It is very gratifying to have a full fridge and a well-stocked pantry. They represent food security and abundance. However, it is important to remember that a lot of food items are highly perishable.
Food waste from spoilage and leftovers can result in spending more on food, which takes a toll on your household budget. Additionally, the waste contributes to trash in landfills, which produce methane gas and add to the environmental causes of climate change.
Minimizing your food waste is good for your budget. Just as it’s a good idea to take advantage of buy one get one free of buy one get one free promos and other money-saving deals, stretching your groceries helps you make more meals without increasing your costs. Here are a few ideas to help you get more out of your purchases and limit food wastage.
Buy Only What You Need
When you do your grocery shopping without a list, the lack of a guide can result in mismatched ingredients, missing cooking essentials, or getting more than what you can actually consume. Make sure you get exactly what you need by planning your meals for the week. Even if you don’t have a detailed schedule, just knowing what dishes you have to prepare can inform your grocery list and ensure that you have enough ingredients to use.
As part of your shopping prep, take stock of what’s already in your pantry and list the items you need, including the size or quantity. Having a list can also help you avoid making impulse purchases and buying more food than you can consume before it goes bad.
Make Your Stocks Last
Buying only what you need and making regular trips to the store is ideal for keeping your food stocks fresh, but it isn’t always an available option. Maybe you live too far away or have limited mobility. In such situations, buying in bulk is the more sensible choice. It is also often cheaper to buy in bulk, so you can save more money this way. However, proper care must be taken to ensure that your food purchases don’t spoil and result in food wastage.
Take Note of Important Dates
When shopping in bulk, make sure to check the date stamps before you finalize your purchase.

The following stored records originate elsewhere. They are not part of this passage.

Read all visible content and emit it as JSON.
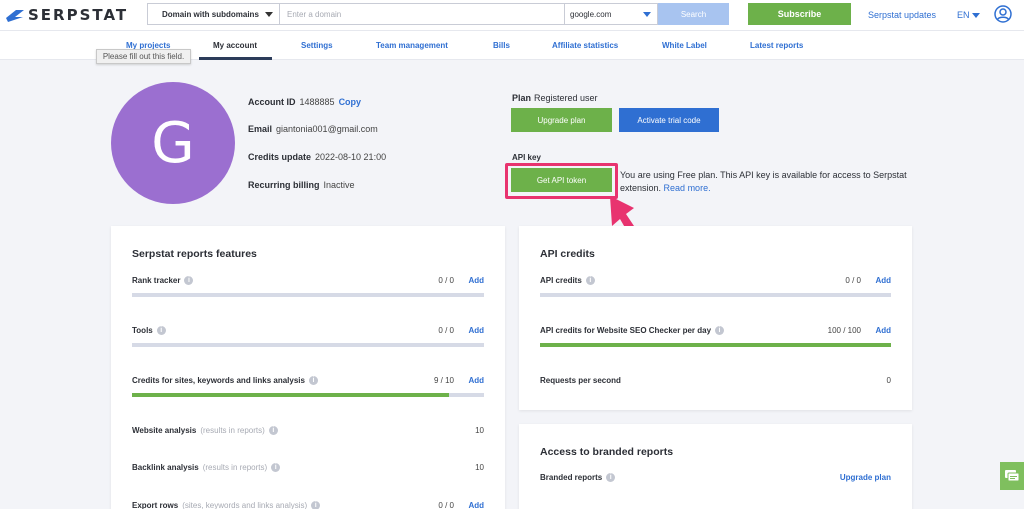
{
  "header": {
    "logo": "SERPSTAT",
    "domain_mode": "Domain with subdomains",
    "domain_placeholder": "Enter a domain",
    "engine": "google.com",
    "search_label": "Search",
    "subscribe_label": "Subscribe",
    "updates_label": "Serpstat updates",
    "language": "EN"
  },
  "nav": {
    "items": [
      "My projects",
      "My account",
      "Settings",
      "Team management",
      "Bills",
      "Affiliate statistics",
      "White Label",
      "Latest reports"
    ],
    "active": "My account",
    "tooltip": "Please fill out this field."
  },
  "profile": {
    "avatar_letter": "G",
    "account_id_label": "Account ID",
    "account_id": "1488885",
    "copy_label": "Copy",
    "email_label": "Email",
    "email": "giantonia001@gmail.com",
    "credits_update_label": "Credits update",
    "credits_update": "2022-08-10 21:00",
    "billing_label": "Recurring billing",
    "billing": "Inactive"
  },
  "plan": {
    "label": "Plan",
    "value": "Registered user",
    "upgrade_label": "Upgrade plan",
    "trial_label": "Activate trial code",
    "api_key_label": "API key",
    "get_token_label": "Get API token",
    "api_desc": "You are using Free plan. This API key is available for access to Serpstat extension.",
    "read_more": "Read more."
  },
  "features": {
    "title": "Serpstat reports features",
    "rows": [
      {
        "label": "Rank tracker",
        "value": "0 / 0",
        "add": "Add",
        "fill": 0
      },
      {
        "label": "Tools",
        "value": "0 / 0",
        "add": "Add",
        "fill": 0
      },
      {
        "label": "Credits for sites, keywords and links analysis",
        "value": "9 / 10",
        "add": "Add",
        "fill": 0.9
      },
      {
        "label": "Website analysis",
        "hint": "(results in reports)",
        "value": "10"
      },
      {
        "label": "Backlink analysis",
        "hint": "(results in reports)",
        "value": "10"
      },
      {
        "label": "Export rows",
        "hint": "(sites, keywords and links analysis)",
        "value": "0 / 0",
        "add": "Add"
      }
    ]
  },
  "api_credits": {
    "title": "API credits",
    "rows": [
      {
        "label": "API credits",
        "value": "0 / 0",
        "add": "Add",
        "fill": 0
      },
      {
        "label": "API credits for Website SEO Checker per day",
        "value": "100 / 100",
        "add": "Add",
        "fill": 1.0
      },
      {
        "label": "Requests per second",
        "value": "0"
      }
    ]
  },
  "branded": {
    "title": "Access to branded reports",
    "row_label": "Branded reports",
    "upgrade_label": "Upgrade plan"
  },
  "colors": {
    "green": "#6db14a",
    "blue": "#2f6fd2",
    "highlight": "#e8336f",
    "avatar": "#9b6fd0"
  }
}
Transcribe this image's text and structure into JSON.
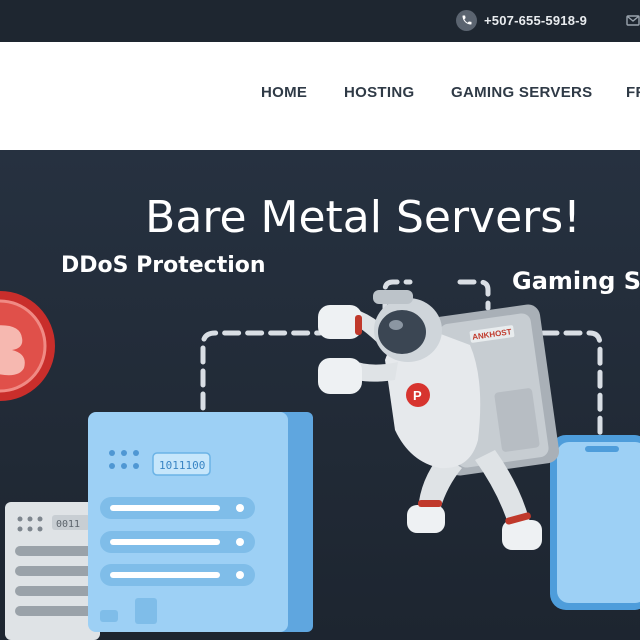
{
  "topbar": {
    "phone": "+507-655-5918-9",
    "phone_icon": "phone-icon",
    "mail_icon": "mail-icon"
  },
  "nav": {
    "items": [
      {
        "label": "HOME"
      },
      {
        "label": "HOSTING"
      },
      {
        "label": "GAMING SERVERS"
      },
      {
        "label": "FR"
      }
    ]
  },
  "hero": {
    "title": "Bare Metal Servers!",
    "feature_left": "DDoS Protection",
    "feature_right": "Gaming S",
    "server_label": "1011100",
    "server_label_small": "0011",
    "backpack_brand": "ANKHOST",
    "badge_letter": "P"
  },
  "colors": {
    "topbar_bg": "#1e2630",
    "hero_bg": "#232c38",
    "server_blue": "#8ec7f2",
    "badge_red": "#d7342f"
  }
}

These dates often indicate when the food is expected to expire or decline in quality. Buy only as much as you can finish eating before those dates.
Store Food Properly

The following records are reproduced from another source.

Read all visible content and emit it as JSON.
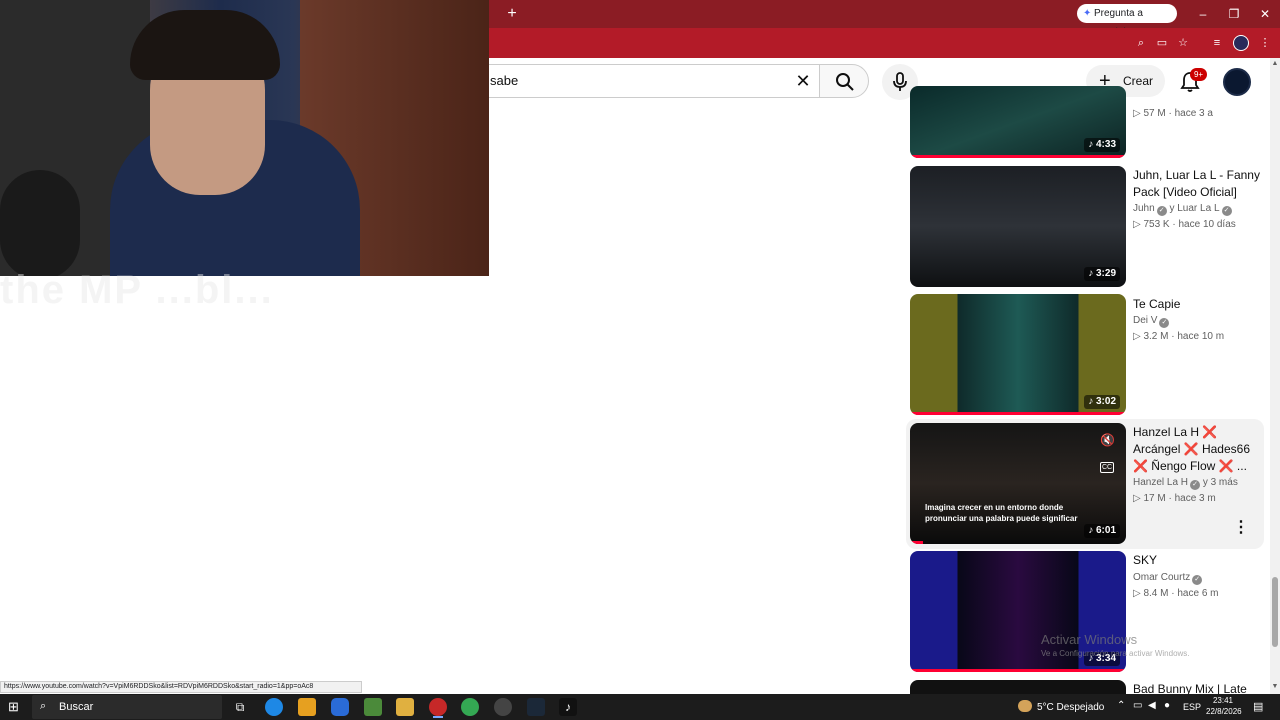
{
  "browser": {
    "new_tab_symbol": "+",
    "gemini_label": "Pregunta a Gemini",
    "window_controls": {
      "minimize": "–",
      "maximize": "❐",
      "close": "✕"
    },
    "accent": "#b31b28"
  },
  "header": {
    "search_value": "sabe",
    "create_label": "Crear",
    "notification_count": "9+"
  },
  "webcam_overlay_text": "the MP ...bl...",
  "videos": [
    {
      "title": "",
      "channel": "",
      "views": "57 M",
      "age": "hace 3 a",
      "duration": "4:33"
    },
    {
      "title": "Juhn, Luar La L - Fanny Pack [Video Oficial]",
      "channel": "Juhn",
      "channel_extra": "y Luar La L",
      "views": "753 K",
      "age": "hace 10 días",
      "duration": "3:29"
    },
    {
      "title": "Te Capie",
      "channel": "Dei V",
      "views": "3.2 M",
      "age": "hace 10 m",
      "duration": "3:02"
    },
    {
      "title": "Hanzel La H ❌ Arcángel ❌ Hades66 ❌ Ñengo Flow ❌ ...",
      "channel": "Hanzel La H",
      "channel_extra": "y 3 más",
      "views": "17 M",
      "age": "hace 3 m",
      "duration": "6:01",
      "caption": "Imagina crecer en un entorno donde pronunciar una palabra puede significar"
    },
    {
      "title": "SKY",
      "channel": "Omar Courtz",
      "views": "8.4 M",
      "age": "hace 6 m",
      "duration": "3:34"
    },
    {
      "title": "Bad Bunny Mix | Late"
    }
  ],
  "watermark": {
    "title": "Activar Windows",
    "subtitle": "Ve a Configuración para activar Windows."
  },
  "status_url": "https://www.youtube.com/watch?v=VpiM6RDDSko&list=RDVpiM6RDDSko&start_radio=1&pp=oAc8",
  "taskbar": {
    "search_label": "Buscar",
    "weather": "5°C  Despejado",
    "language": "ESP",
    "time": "23:41",
    "date": "22/8/2026"
  }
}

As much as possible, follow the ideal storage conditions for your food items. From fresh produce and frozen meats to dry goods like grains and canned foods, there are different recommendations for how to store them correctly. You may also want to invest in sealable storage bins to keep pests from getting into your stocks.

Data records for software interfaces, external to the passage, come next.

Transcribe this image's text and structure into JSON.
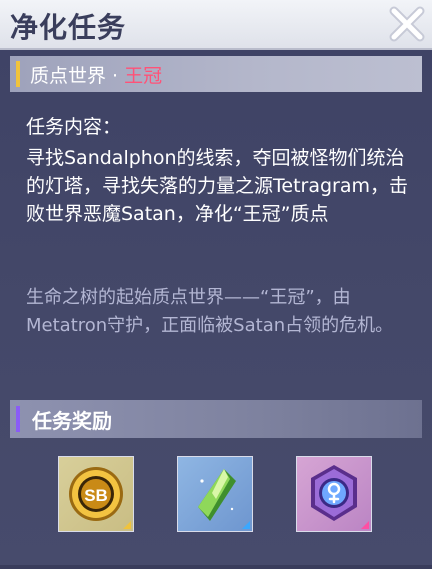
{
  "header": {
    "title": "净化任务"
  },
  "world": {
    "name": "质点世界 · ",
    "crown": "王冠"
  },
  "task": {
    "heading": "任务内容：",
    "description": "寻找Sandalphon的线索，夺回被怪物们统治的灯塔，寻找失落的力量之源Tetragram，击败世界恶魔Satan，净化“王冠”质点",
    "lore": "生命之树的起始质点世界——“王冠”，由Metatron守护，正面临被Satan占领的危机。"
  },
  "rewards": {
    "heading": "任务奖励",
    "items": [
      {
        "icon": "gold-coin-icon",
        "coin_text": "SB",
        "rarity_color": "#f0c33c"
      },
      {
        "icon": "green-crystal-icon",
        "rarity_color": "#3aa8ff"
      },
      {
        "icon": "purple-badge-icon",
        "rarity_color": "#ff4fa3"
      }
    ]
  },
  "colors": {
    "crown_highlight": "#ff5278",
    "lore_text": "#b3b6d3",
    "title_accent": "#f0c33c",
    "reward_accent": "#8a5cf6"
  }
}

Follow a FIFO System
Ever had more than one container of the same food item open at the same time? This can compromise the food quality and lead to spoilage. Avoid this by practicing a First In, First Out (FIFO) system. Keep your stocks organized, including grouping similar items together so you can easily see if you already have something open. Mark the open stocks and prioritize finishing them up first before opening another batch.
Try Preservation Techniques
Buying fruits and vegetables in season often gets you the best prices, but a lot of produce is difficult to keep fresh for the long term. Instead, you can try canning or pickling them to extend their shelf life. Fruits can be made into jams and preserves. Vegetables can be frozen, dried, or salted to help them keep for longer.
Reuse Scraps and Leftovers
Vegetable peels, bones, and even stale bread still have value in the kitchen. Instead of throwing them out, save scraps to make your own flavorful stock for soups and other dishes. Stale bread can be transformed into croutons, breadcrumbs, or even bread pudding. Reusing food scraps keeps them from going to the trash, and it saves you money as you no longer have to rely on store-bought soup starters or salad toppers.
Additionally, make sure to include leftovers in your meal plan. Some dishes actually taste better once the flavors have been allowed to marry for a few days, and these reheat very well. You can also get creative with repurposing leftovers. Serve stews over pasta, turn mains into fried rice, or use them as a filling for fried fritters.
Create Your Own Compost
It’s inevitable for some food to become waste material, but there is still an alternative to throwing them out. There are many different ways to compost biodegradable waste, even if you’re living in a small apartment with limited space. Find a system that can work for your living space and use the compost method to transform your food waste into a nutrient-rich fertilizer to feed your plants. This practice further reduces your environmental footprint, and if you grow your own herbs and vegetables, you can keep your food costs down even further.
From helping you save on your food budget to expressing your creativity in the kitchen, making the effort to limit your food waste can be a very rewarding process. Start by being mindful of your food purchases then build more food-saving habits as you go. For best results, involve your whole family so your household can work together towards limiting food wastage.